Have you ever worked hard at something? Really hard? Like staying up all night hard? Like every weekend for months hard? Like swimming against the current hard? Like ultra marathon hard? Like drowning in a sea, struggling to breathe, hard?
And instead of the result you thought would pay off. Instead of the victory. Instead of the healing. Instead of the restored relationship. Instead of a beautiful baby in your arms, you got nowhere. Na dah. Zilch. Nothing.
It happens. More often than we’d like.
It happened to a guy named Peter. Peter was a fisherman by trade and worked hard at his job. Sometimes he worked all night catching fish and all morning mending nets.
One such day, Peter sat on the shore of the Sea of Galilee mending nets because he had been fishing on the lake all night. Doubly exhausting and disappointing he’d caught nothing and broken his nets in the process.
Jesus happened on the scene and chose Peter’s neck of the woods to preach a few sermons to a growing crowd. The multitude was so large and pressing that Jesus asked Peter if He might be able to preach from his boat. Peter agreed so Jesus got in the boat and taught the people.
When Jesus finished speaking He said, “Now go out where it is deeper, and let down your nets to catch some fish.” (Luke 5:4)
Peter smiled the kind of smile you give to someone when you can’t get the wifi to work and they say something like, “Have you tried turning it off and on?”
Because Peter felt it. He was frustrated. He’d worked hard and done everything you can imagine to do. He had turned it off and on, unplugged it from the wall and plugged it back in, pressed every button, held down buttons in all kinds of combinations, yelled at the router, thrown the router against the wall, waited on hold just to talk to someone in India who had no idea what to do…

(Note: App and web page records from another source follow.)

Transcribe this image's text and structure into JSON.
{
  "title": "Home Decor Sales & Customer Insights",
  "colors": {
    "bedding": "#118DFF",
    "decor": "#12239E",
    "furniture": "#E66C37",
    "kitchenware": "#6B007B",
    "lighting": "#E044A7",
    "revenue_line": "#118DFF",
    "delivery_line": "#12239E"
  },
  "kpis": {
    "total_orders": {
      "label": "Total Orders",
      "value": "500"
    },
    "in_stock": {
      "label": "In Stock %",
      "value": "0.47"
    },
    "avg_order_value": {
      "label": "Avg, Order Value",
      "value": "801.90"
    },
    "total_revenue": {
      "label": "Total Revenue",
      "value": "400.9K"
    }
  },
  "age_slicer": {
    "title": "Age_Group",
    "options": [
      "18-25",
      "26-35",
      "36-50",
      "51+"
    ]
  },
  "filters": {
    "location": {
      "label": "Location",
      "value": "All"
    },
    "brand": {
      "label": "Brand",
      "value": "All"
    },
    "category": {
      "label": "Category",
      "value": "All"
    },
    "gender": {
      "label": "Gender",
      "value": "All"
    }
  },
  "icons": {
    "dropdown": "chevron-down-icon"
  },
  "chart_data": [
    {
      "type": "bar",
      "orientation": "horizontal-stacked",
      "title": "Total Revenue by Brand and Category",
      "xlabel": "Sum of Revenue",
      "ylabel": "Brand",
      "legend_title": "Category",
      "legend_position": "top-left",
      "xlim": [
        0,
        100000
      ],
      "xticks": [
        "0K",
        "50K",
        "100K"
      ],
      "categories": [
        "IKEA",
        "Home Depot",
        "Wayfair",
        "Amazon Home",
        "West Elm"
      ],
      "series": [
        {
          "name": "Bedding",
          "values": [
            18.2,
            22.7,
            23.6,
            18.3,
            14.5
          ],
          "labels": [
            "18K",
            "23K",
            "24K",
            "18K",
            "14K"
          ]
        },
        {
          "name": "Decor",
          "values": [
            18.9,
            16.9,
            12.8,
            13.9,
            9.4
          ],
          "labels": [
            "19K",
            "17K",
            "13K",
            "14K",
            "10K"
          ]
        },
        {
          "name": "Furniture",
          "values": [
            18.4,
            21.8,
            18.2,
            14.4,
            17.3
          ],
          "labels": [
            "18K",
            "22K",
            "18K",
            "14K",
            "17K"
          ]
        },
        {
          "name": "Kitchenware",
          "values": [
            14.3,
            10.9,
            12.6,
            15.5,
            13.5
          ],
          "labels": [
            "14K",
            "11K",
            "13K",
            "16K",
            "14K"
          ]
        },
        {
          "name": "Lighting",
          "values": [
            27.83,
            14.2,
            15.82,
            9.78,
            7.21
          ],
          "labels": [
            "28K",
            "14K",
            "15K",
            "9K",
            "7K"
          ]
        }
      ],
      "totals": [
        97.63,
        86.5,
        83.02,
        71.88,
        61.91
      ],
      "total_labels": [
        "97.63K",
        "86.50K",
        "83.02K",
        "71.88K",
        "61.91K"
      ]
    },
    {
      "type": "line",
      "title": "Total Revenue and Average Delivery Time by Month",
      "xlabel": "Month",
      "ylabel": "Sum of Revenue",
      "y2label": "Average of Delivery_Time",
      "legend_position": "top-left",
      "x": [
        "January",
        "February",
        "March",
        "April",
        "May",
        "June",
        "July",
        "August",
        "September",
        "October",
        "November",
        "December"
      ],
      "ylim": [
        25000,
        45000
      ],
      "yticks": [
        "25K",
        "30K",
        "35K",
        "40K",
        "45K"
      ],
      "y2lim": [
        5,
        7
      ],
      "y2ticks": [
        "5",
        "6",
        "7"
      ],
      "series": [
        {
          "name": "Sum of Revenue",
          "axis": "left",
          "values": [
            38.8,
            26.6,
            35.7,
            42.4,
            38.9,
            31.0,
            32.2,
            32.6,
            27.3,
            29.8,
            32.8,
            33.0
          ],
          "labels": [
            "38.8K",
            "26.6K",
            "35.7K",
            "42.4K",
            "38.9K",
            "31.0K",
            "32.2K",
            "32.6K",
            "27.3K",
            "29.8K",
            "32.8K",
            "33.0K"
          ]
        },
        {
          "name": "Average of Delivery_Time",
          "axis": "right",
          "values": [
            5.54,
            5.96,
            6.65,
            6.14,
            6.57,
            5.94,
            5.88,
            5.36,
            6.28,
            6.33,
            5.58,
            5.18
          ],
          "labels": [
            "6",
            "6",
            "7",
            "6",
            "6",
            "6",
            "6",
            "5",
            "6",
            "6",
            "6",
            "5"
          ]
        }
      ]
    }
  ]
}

He’d been nice. Real nice. He’d baked cakes and given gifts. He’d expressed genuine compliments and interest. And the co-worker still hated him.
We’ve read books. Been to counselling. Committed to communicating without yelling. Yet our marriage is still broken.
I could go on but hopefully you get the picture – you see the mirror in Peter’s pain and your own.
Peter let Jesus know just how he felt:
“Master,” Simon replied, “we worked hard all last night and didn’t catch a thing.”
But then he said something interesting:
“But if you say so, I’ll let the nets down again.” (Luke 5:5)
Sometimes giving up makes sense. Peter fished all night. If the fish weren’t there at night, they certainly wouldn’t be during the day.
Sometimes giving up might be the logical thing to do. I receive emails from a guy who in the last year has written two emails to his list of aspiring authors and writers telling them if they aren’t making money out of their craft it is time to give up and move on because they don’t have what it takes. (I know, why am I on his email list? Don’t worry, I’ve changed that.)
Reason says count your losses and move on. Friends say, he’s no good for you, there are more fish in the sea. Your doctor says live with the illness. Your accountant says file for bankruptcy.
Jesus says launch into the deep just one more time.
Am I advocating reckless actions? No. But if Jesus says to give it another try, give it another try. If Jesus says your marriage isn’t over, it isn’t over. If Jesus says your house will sell, it will sell. If Jesus says to persevere, persevere.
Because if Jesus gives the word, not only will you catch fish, but He will exceed your expectations. Peter caught more fish than his boat could handle (Luke 5:6). All because he heard and obeyed Jesus’ voice.
I don’t know your story, but God does. And I believe He has used me to tell you, “I know you’ve worked hard and given it everything. Trust Me. Launch into the deep. Don’t feel overwhelmed. You aren’t out of your depth. Get ready for a miracle.”
Listen to Jesus. Go deeper, just one more time.
If this resonates with you I’d love to pray and believe with you as you step out in faith one more time. Leave a comment or reply to the email. God bless.